A spending increase for the NHS should help achieve the Prime Minister's aim of raising the amount spent on health to average European levels.
The NHS budget will rise from £69bn this year to £92bn in 2008. Rises of 7.1 per cent a year over the next three years will be channelled into meeting the Government's pledges on reducing waiting times and delivering patient choice.
John Reid, the Health Secretary, said: "This historic increase in resources allows us to maintain an NHS, free at the point of use, but increasingly personal and responsive to the needs of individual patients.

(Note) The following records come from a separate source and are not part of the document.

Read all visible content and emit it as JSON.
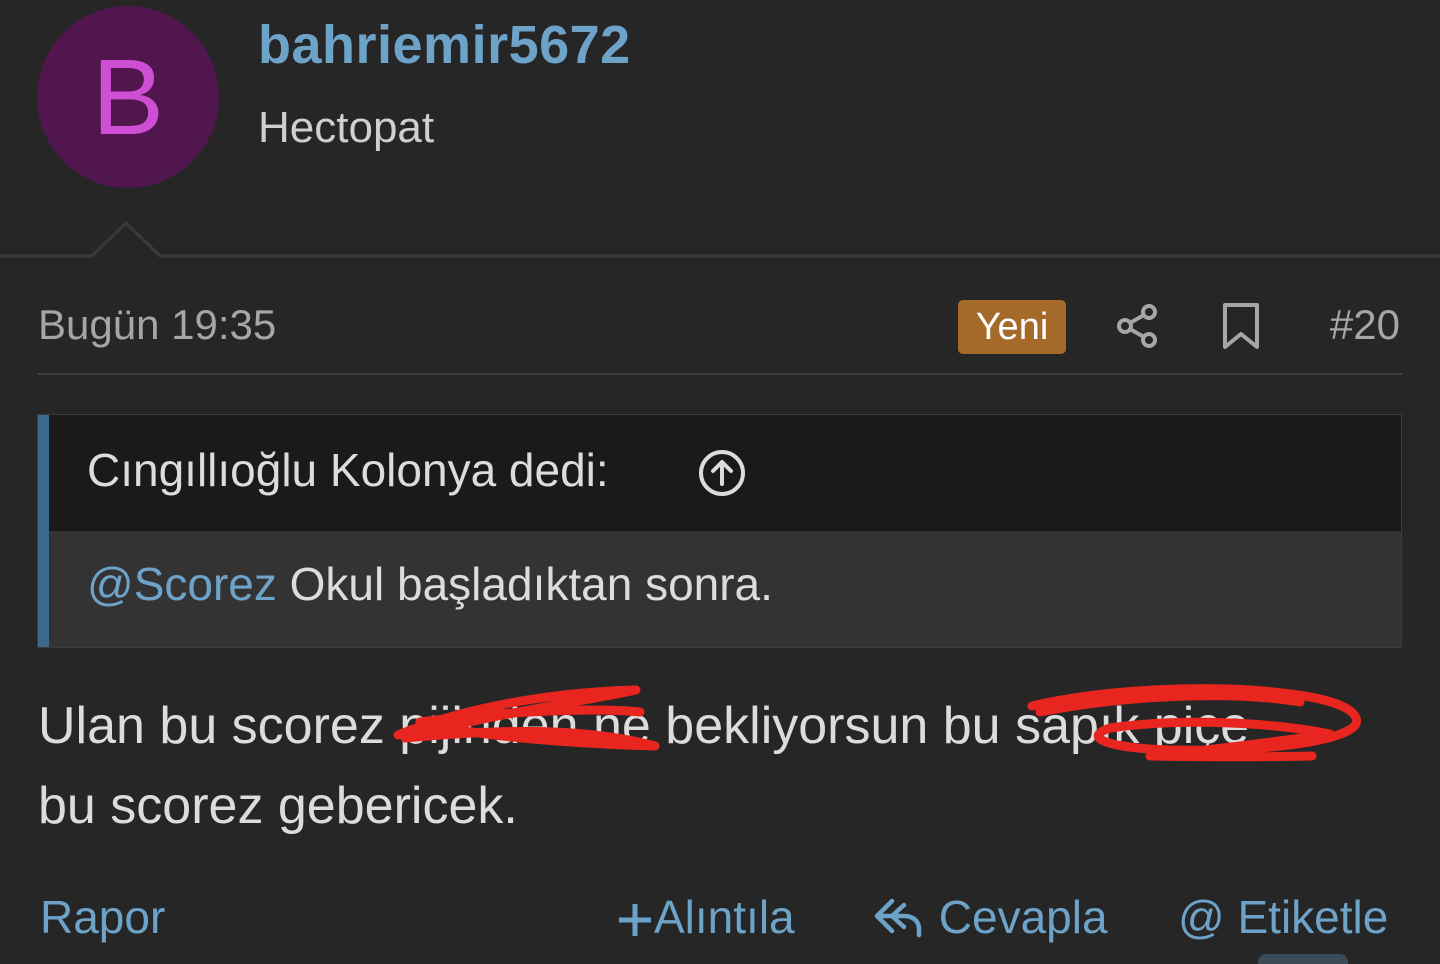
{
  "post": {
    "author": {
      "initial": "B",
      "username": "bahriemir5672",
      "title": "Hectopat"
    },
    "meta": {
      "date": "Bugün 19:35",
      "badge": "Yeni",
      "number": "#20",
      "share_icon": "share-icon",
      "bookmark_icon": "bookmark-icon"
    },
    "quote": {
      "author_line": "Cıngıllıoğlu Kolonya dedi:",
      "up_icon": "arrow-up-circle-icon",
      "mention": "@Scorez",
      "text": " Okul başladıktan sonra."
    },
    "body": {
      "line1_part1": "Ulan bu scorez ",
      "line1_redacted1": "pijinden",
      "line1_part2": " ne bekliyorsun bu ",
      "line1_redacted2": "sapık piçe",
      "line2": "bu scorez gebericek."
    },
    "actions": {
      "report": "Rapor",
      "quote_label": "Alıntıla",
      "reply": "Cevapla",
      "tag": "Etiketle"
    }
  },
  "colors": {
    "background": "#262626",
    "link": "#6ea3c9",
    "avatar_bg": "#52164f",
    "avatar_letter": "#cf4fd4",
    "badge_bg": "#a5692a",
    "quote_bar": "#3c6a8c",
    "redaction": "#e8261f"
  }
}
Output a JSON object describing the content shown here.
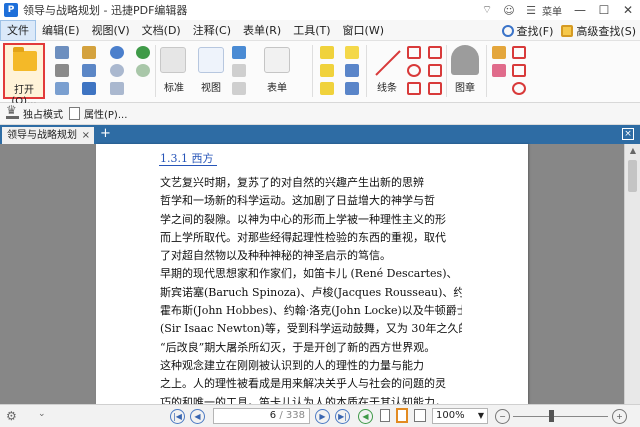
{
  "window": {
    "app_logo": "P",
    "title": "领导与战略规划 - 迅捷PDF编辑器",
    "menu_label": "菜单",
    "minimize": "—",
    "maximize": "☐",
    "close": "✕"
  },
  "menu": {
    "items": [
      "文件",
      "编辑(E)",
      "视图(V)",
      "文档(D)",
      "注释(C)",
      "表单(R)",
      "工具(T)",
      "窗口(W)"
    ],
    "find": "查找(F)",
    "advanced_find": "高级查找(S)"
  },
  "ribbon": {
    "open_label": "打开(O)...",
    "stamp_label": "标准",
    "view_label": "视图",
    "form_label": "表单",
    "line_label": "线条",
    "stamp2_label": "图章"
  },
  "toolbar2": {
    "exclusive_mode": "独占模式",
    "properties": "属性(P)..."
  },
  "tabs": {
    "active": "领导与战略规划",
    "close": "×",
    "add": "+",
    "close_all": "×"
  },
  "document": {
    "heading": "1.3.1  西方",
    "lines": [
      "    文艺复兴时期，复苏了的对自然的兴趣产生出新的思辨",
      "哲学和一场新的科学运动。这加剧了日益增大的神学与哲",
      "学之间的裂隙。以神为中心的形而上学被一种理性主义的形",
      "而上学所取代。对那些经得起理性检验的东西的重视，取代",
      "了对超自然物以及种种神秘的神圣启示的笃信。",
      "    早期的现代思想家和作家们，如笛卡儿 (René Descartes)、",
      "斯宾诺塞(Baruch Spinoza)、卢梭(Jacques Rousseau)、约翰·",
      "霍布斯(John Hobbes)、约翰·洛克(John Locke)以及牛顿爵士",
      "(Sir Isaac Newton)等，受到科学运动鼓舞，又为 30年之久的",
      "“后改良”期大屠杀所幻灭，于是开创了新的西方世界观。",
      "    这种观念建立在刚刚被认识到的人的理性的力量与能力",
      "之上。人的理性被看成是用来解决关乎人与社会的问题的灵",
      "巧的和唯一的工具。笛卡儿认为人的本质在于其认知能力，"
    ]
  },
  "status": {
    "current_page": "6",
    "total_pages": "/ 338",
    "zoom": "100%",
    "zoom_fraction": 0.4
  }
}
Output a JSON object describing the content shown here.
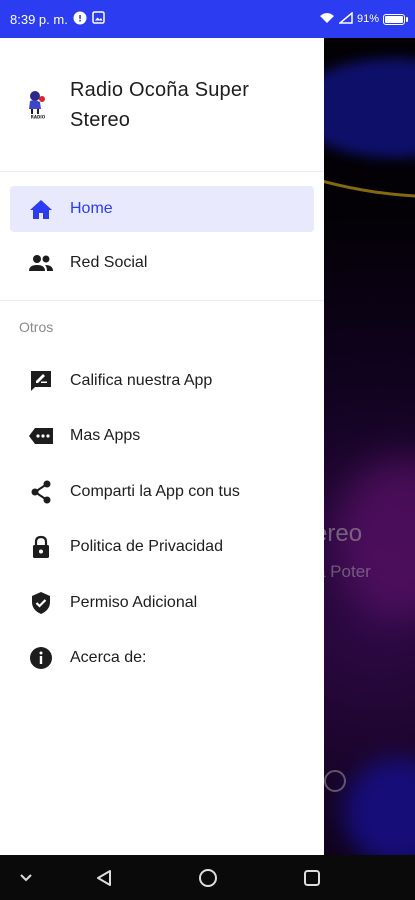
{
  "status_bar": {
    "time": "8:39 p. m.",
    "battery": "91%",
    "battery_level": 0.91
  },
  "background_app": {
    "title_fragment": "ereo",
    "subtitle_fragment": "a Poter"
  },
  "drawer": {
    "app_title": "Radio Ocoña Super Stereo",
    "logo_text": "RADIO OCOÑA",
    "primary_items": [
      {
        "label": "Home",
        "icon": "home-icon",
        "active": true
      },
      {
        "label": "Red Social",
        "icon": "people-icon",
        "active": false
      }
    ],
    "section_label": "Otros",
    "secondary_items": [
      {
        "label": "Califica nuestra App",
        "icon": "rate-review-icon"
      },
      {
        "label": "Mas Apps",
        "icon": "more-tag-icon"
      },
      {
        "label": "Comparti la App con tus",
        "icon": "share-icon"
      },
      {
        "label": "Politica de Privacidad",
        "icon": "lock-icon"
      },
      {
        "label": "Permiso Adicional",
        "icon": "shield-check-icon"
      },
      {
        "label": "Acerca de:",
        "icon": "info-icon"
      }
    ]
  },
  "colors": {
    "accent": "#2c3cf0",
    "active_bg": "#e8e9fc",
    "status_bar": "#2c3cf0"
  }
}
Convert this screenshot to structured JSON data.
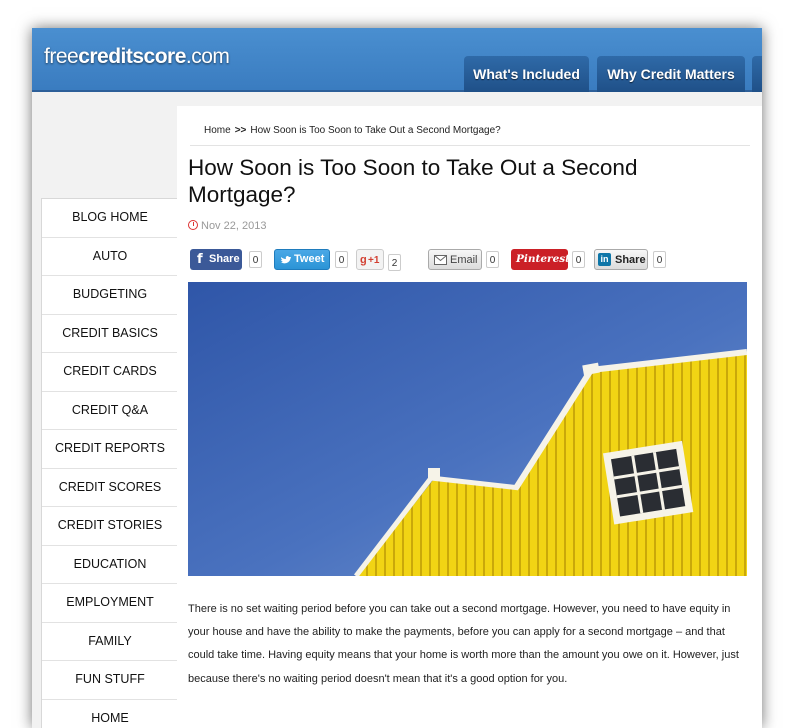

This is a National Health Service to meet the expectations of all for the 21st century."
Labour has promised that by 2008, patients will wait a maximum of 18 weeks from the time they see their GP and are told they need an operation, to the day when they are admitted for surgery. Another key pledge is to allow all patients an unlimited choice of which hospital they are treated at.
Much of the extra money will go on treating chronic conditions such as asthma and diabetes.
With waiting times for in-patient treatment now falling year on year, delays and bottlenecks are occurring at an earlier stage, around diagnostic and scanning services.
Niall Dickson, chief executive of the King's Fund, a health policy think-tank, said: "Things are slowly getting better. But the NHS has to keep its eye on the ball if these improvements are to be sustained and there is still much to be done.
"The problem the Government still has is how to prove the extra money being pumped into the NHS is making a difference to patients' health," he said.
Spending on social services will also rise by 2.7 per cent a year, from £10.6bn at the moment to £12.5bn in 2008.
The Chancellor said some of the extra money for social services will go towards installing care alarms in the homes of 160,000 pensioners. Alarm buttons will be linked to medical services in a scheme to allow more older people to remain in their own houses rather than go into care homes.
But with strategic health authorities and hospital trusts now increasingly responsible for elements of social care, there are concerns that the the big gap in spending increases between health and social services could lead to tensions.
Local authorities already face fines if there are delays in discharging elderly people from hospital into care, but social services managers may argue that they simply do not have the capacity or the budgets to improve their performance.
Extra allocations to local authorities, the NHS and social services will also have to be aimed at achieving Labour's pledge of eliminating poverty among the elderly by 2010.
Department of Health Spending 1996-97: £33.9bn
Spending in 2002-03: £55.9bn (up 64.9 per cent)
Civil servants: 4,280
Future spending: To increase by 7.1 per cent a year in real terms, to £92bn by 2008
Where the money will go: Reducing waiting times for operations to 18 weeks and delivering patient choice. Spending on social services to rise by 2.7 per cent a year, to £12.5bn in 2008. 160,000 pensioners will have care alarms installed in their homesReuse content